The 1970s coincided with a full-blown political, social and cultural change, experienced in a very particular way in Spain. It brought the opening to a new world, free, full of challenges and a lot of determination to build a new, committed and dynamic society. In this period, Sancal opened its doors at a time of entrepreneurial effervescence.
We are not getting sentimental. However, we want to pay tribute to the courage of Santiago Castaño, Sancal’s father-founder. From its humble, rural origins, we have not only achieved the feat of turning 50, but has also become an international company, a benchmark in the habitat sector.
At his early 20, Santiago set up a small upholstery workshop whose only product was Marie Antoinette style armchairs for vanity table. However, on his first trips to Milan, he discovered other ways of understanding upholstered furniture, concepts for a more revolutionary use of the spaces. Functional and flexible designs to fit into any home. Sancal began to manufacture modular sofas, responding in some way to the need for adaptability and experimentation at the time.
But let’s talk about aesthetics. How did we dwell in the 70s?
The 1970s brought a new vision of architecture and interior design, inspired by the abundant iconography of music, art and film.
In a certain sense, anything could be possible. Eclectic mixes, kitsch aesthectics… burst into homes and public spaces, reflecting a social explosion encouraged by freedom in the wider sense of the term. The proof of this is the coexistence of different styles, from boho to glam.
Natural materials, such as wood or wicker coexisted with synthetic finishes such as plastics, vinyl or other shiny elements.

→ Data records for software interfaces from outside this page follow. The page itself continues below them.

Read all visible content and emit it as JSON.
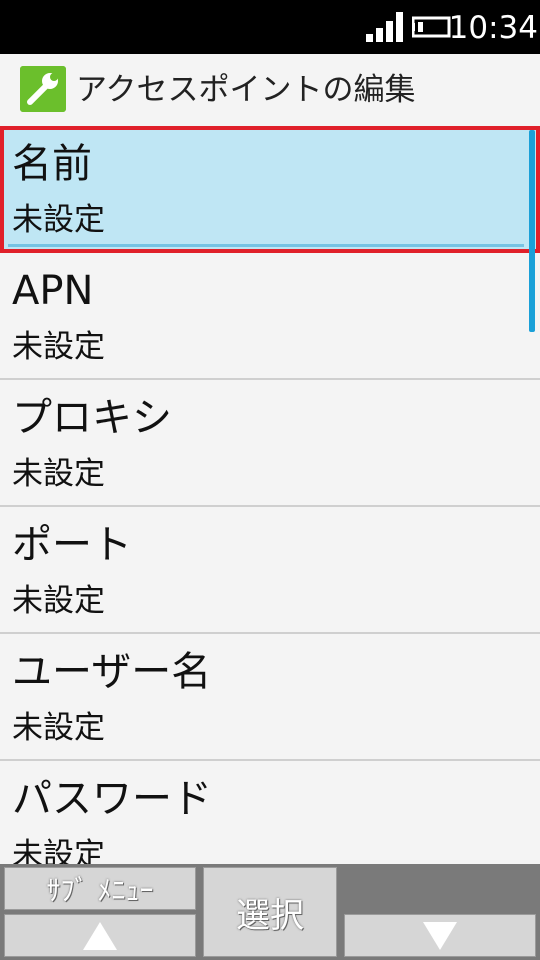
{
  "status_bar": {
    "time": "10:34",
    "icons": [
      "signal-icon",
      "battery-icon"
    ]
  },
  "header": {
    "icon": "wrench-icon",
    "title": "アクセスポイントの編集"
  },
  "list": {
    "items": [
      {
        "title": "名前",
        "value": "未設定",
        "selected": true
      },
      {
        "title": "APN",
        "value": "未設定",
        "selected": false
      },
      {
        "title": "プロキシ",
        "value": "未設定",
        "selected": false
      },
      {
        "title": "ポート",
        "value": "未設定",
        "selected": false
      },
      {
        "title": "ユーザー名",
        "value": "未設定",
        "selected": false
      },
      {
        "title": "パスワード",
        "value": "未設定",
        "selected": false
      }
    ]
  },
  "softkeys": {
    "submenu_label": "ｻﾌﾞ ﾒﾆｭｰ",
    "select_label": "選択",
    "up_icon": "arrow-up-icon",
    "down_icon": "arrow-down-icon"
  },
  "colors": {
    "selection_bg": "#bfe6f4",
    "selection_border": "#e0202a",
    "scrollbar": "#1aa0d8",
    "icon_green": "#6bbf2c"
  }
}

Corduroy, velvet and bouclé textiles where the most fashionable upholstering options for sofas and armchairs. Furry textiles also made their way into homes in the form of cushions and other accessories.
Saturated colours and their bold combinations defined the interiors, like tan orange, mustard yellow or terracotta together with vibrant greens, bright reds or deep blues.

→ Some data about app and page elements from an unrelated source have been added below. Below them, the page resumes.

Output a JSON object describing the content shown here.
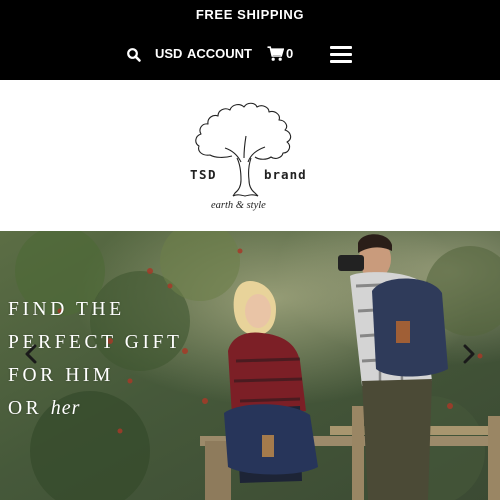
{
  "announcement": {
    "text": "FREE SHIPPING"
  },
  "nav": {
    "search_icon": "search-icon",
    "currency": "USD",
    "account": "ACCOUNT",
    "cart_icon": "shopping-cart-icon",
    "cart_count": "0",
    "menu_icon": "hamburger-menu-icon"
  },
  "logo": {
    "brand_left": "TSD",
    "brand_right": "brand",
    "tagline": "earth & style",
    "icon": "tree-logo-icon"
  },
  "hero": {
    "lines": [
      "FIND THE",
      "PERFECT GIFT",
      "FOR HIM",
      "OR"
    ],
    "script_word": "her",
    "prev_icon": "chevron-left-icon",
    "next_icon": "chevron-right-icon"
  },
  "colors": {
    "topbar": "#000000",
    "text_light": "#ffffff",
    "logo_ink": "#222222"
  }
}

Geometric prints and patterns, psychedelic in some cases, flooded fashion and homes. From ties to curtains to wallpaper… daring, fun elements.
People wanted to have a good time whether on the dance floor or at home. Hence the increased prominence of the living room as a fluid space with modular seating system, playful poufs, light cantilever chairs and even bar stools. The multi-functionality of the space was a growing demand.
Architecturally, curved walls, organic windows and fireplaces, plaster shelves and small staircases brought dynamism to each room.
In short, it was an era of decorative excesses. With the perspective of time, some of these elements can inspire us. Although we should ignore some others. Does anyone remember the wall-to-wall carpeted toilets?